▶ Assignment: One number is the whole answer: the tally of lines in the records below that contain "flat".

Records from a collection:
————

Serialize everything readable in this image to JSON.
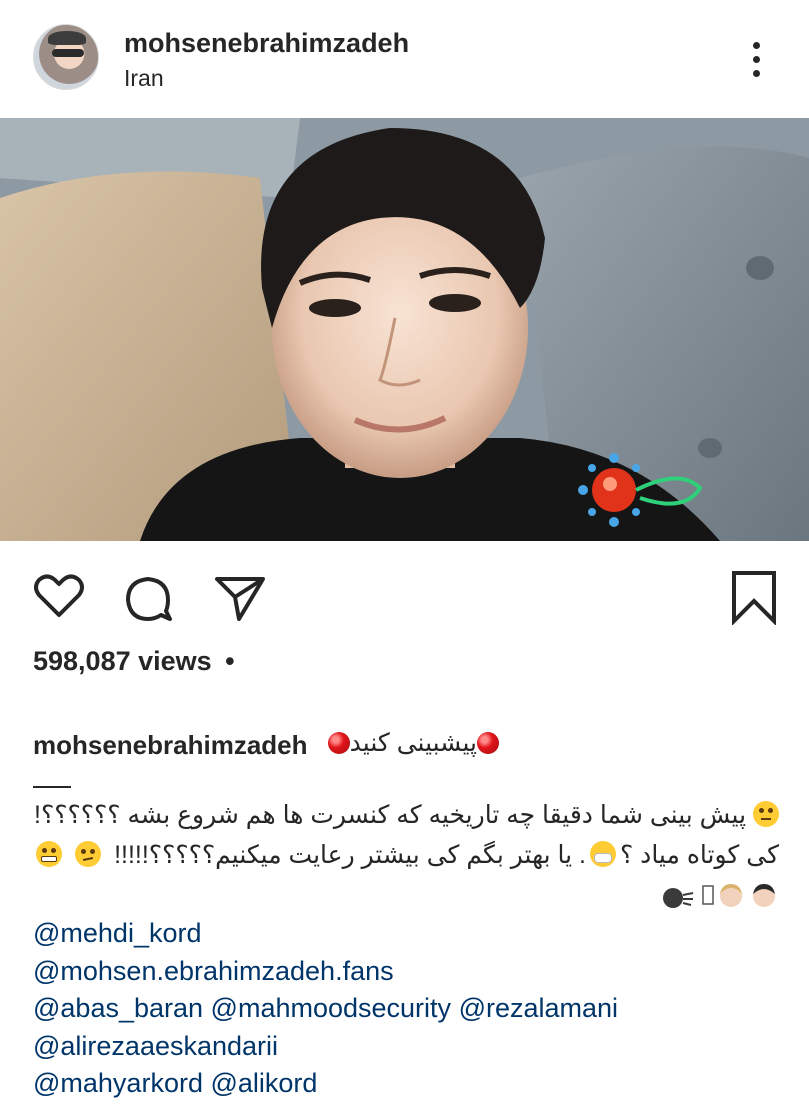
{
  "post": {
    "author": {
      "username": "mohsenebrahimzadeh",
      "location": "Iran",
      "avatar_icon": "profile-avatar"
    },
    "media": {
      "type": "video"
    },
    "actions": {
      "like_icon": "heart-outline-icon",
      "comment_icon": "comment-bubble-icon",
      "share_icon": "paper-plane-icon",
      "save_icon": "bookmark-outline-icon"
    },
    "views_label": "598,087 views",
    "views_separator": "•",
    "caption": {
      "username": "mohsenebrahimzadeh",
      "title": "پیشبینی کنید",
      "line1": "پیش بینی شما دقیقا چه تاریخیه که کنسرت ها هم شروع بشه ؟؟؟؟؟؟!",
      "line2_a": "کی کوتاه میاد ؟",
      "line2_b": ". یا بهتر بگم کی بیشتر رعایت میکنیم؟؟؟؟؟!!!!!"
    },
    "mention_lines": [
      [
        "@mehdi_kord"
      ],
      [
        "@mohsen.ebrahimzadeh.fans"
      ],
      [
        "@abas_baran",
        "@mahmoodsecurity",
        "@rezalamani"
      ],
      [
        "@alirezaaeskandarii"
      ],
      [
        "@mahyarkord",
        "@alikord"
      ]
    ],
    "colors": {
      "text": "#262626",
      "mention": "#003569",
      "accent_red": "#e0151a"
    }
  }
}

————

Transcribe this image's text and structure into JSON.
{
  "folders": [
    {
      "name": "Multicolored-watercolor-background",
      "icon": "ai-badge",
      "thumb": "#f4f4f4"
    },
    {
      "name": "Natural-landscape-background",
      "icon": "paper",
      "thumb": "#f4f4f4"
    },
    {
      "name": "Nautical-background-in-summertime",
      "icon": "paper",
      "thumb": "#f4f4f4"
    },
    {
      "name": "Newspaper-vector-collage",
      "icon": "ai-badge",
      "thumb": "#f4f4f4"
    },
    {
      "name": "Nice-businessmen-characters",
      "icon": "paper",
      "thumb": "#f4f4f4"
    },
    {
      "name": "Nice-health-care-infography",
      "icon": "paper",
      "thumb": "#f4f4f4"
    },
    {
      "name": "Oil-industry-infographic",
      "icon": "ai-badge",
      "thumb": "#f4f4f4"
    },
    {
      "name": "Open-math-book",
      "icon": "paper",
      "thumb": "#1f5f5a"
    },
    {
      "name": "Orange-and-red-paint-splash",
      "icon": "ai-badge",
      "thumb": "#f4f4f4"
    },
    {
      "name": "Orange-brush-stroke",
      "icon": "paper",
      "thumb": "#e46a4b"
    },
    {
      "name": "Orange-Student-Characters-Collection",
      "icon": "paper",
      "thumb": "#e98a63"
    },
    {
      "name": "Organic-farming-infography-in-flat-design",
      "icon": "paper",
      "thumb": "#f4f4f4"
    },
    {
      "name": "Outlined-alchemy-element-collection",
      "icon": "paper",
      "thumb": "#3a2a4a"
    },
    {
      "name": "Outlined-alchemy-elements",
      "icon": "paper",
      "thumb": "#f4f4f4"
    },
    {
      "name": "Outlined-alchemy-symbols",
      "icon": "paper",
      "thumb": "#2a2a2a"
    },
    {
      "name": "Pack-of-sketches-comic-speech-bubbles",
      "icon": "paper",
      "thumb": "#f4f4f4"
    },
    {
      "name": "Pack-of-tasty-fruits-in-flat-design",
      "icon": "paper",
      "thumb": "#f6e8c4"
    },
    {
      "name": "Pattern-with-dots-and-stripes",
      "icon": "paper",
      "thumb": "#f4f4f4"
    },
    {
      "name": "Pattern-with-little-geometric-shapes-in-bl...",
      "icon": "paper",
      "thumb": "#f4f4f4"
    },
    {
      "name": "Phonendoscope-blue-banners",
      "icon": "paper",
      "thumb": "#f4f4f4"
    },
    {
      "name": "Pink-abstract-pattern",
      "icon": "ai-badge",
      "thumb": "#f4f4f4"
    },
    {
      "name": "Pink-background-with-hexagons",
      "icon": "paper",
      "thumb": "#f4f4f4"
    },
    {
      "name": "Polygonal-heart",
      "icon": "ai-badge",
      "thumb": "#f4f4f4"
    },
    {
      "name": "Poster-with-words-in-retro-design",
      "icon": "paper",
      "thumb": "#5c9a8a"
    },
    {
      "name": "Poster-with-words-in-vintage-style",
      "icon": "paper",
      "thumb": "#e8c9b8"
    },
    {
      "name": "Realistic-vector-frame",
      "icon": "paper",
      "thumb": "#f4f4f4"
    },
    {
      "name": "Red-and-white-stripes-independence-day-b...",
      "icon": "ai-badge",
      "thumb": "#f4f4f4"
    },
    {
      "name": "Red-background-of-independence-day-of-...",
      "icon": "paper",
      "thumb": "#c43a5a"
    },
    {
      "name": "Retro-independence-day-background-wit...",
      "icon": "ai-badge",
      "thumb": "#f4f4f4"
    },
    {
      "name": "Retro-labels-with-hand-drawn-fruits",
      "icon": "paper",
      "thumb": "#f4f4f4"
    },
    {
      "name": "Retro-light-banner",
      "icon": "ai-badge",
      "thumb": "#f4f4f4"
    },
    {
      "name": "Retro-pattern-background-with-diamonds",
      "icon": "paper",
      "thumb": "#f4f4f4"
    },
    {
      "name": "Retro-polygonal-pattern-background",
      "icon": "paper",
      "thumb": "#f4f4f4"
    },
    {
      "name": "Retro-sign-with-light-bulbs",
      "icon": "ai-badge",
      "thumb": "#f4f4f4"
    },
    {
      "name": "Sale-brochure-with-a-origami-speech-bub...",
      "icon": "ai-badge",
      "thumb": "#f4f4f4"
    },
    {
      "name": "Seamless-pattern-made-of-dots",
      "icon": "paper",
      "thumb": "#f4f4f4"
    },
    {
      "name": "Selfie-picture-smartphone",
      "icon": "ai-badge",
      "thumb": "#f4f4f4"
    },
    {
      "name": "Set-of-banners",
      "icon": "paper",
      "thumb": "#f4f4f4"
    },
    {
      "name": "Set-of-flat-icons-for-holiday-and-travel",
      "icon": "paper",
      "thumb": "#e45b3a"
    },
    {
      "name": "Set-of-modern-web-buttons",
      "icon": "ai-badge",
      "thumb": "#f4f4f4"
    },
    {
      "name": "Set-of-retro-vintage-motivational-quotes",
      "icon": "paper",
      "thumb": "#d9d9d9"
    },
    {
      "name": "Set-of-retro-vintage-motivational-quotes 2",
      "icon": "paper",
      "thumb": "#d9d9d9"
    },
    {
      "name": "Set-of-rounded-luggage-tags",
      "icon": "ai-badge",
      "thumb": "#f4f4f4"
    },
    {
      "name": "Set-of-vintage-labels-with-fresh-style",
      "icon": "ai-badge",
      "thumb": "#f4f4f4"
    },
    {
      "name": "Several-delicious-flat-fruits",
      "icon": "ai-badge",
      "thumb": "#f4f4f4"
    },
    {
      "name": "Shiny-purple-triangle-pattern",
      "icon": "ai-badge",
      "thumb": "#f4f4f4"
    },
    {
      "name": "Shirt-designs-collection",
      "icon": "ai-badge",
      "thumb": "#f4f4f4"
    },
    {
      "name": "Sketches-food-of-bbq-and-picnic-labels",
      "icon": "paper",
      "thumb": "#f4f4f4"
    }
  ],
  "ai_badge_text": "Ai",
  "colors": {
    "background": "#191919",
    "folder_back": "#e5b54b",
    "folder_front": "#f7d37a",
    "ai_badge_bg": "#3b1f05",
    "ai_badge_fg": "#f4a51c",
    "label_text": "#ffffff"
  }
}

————

▶ Your response: 4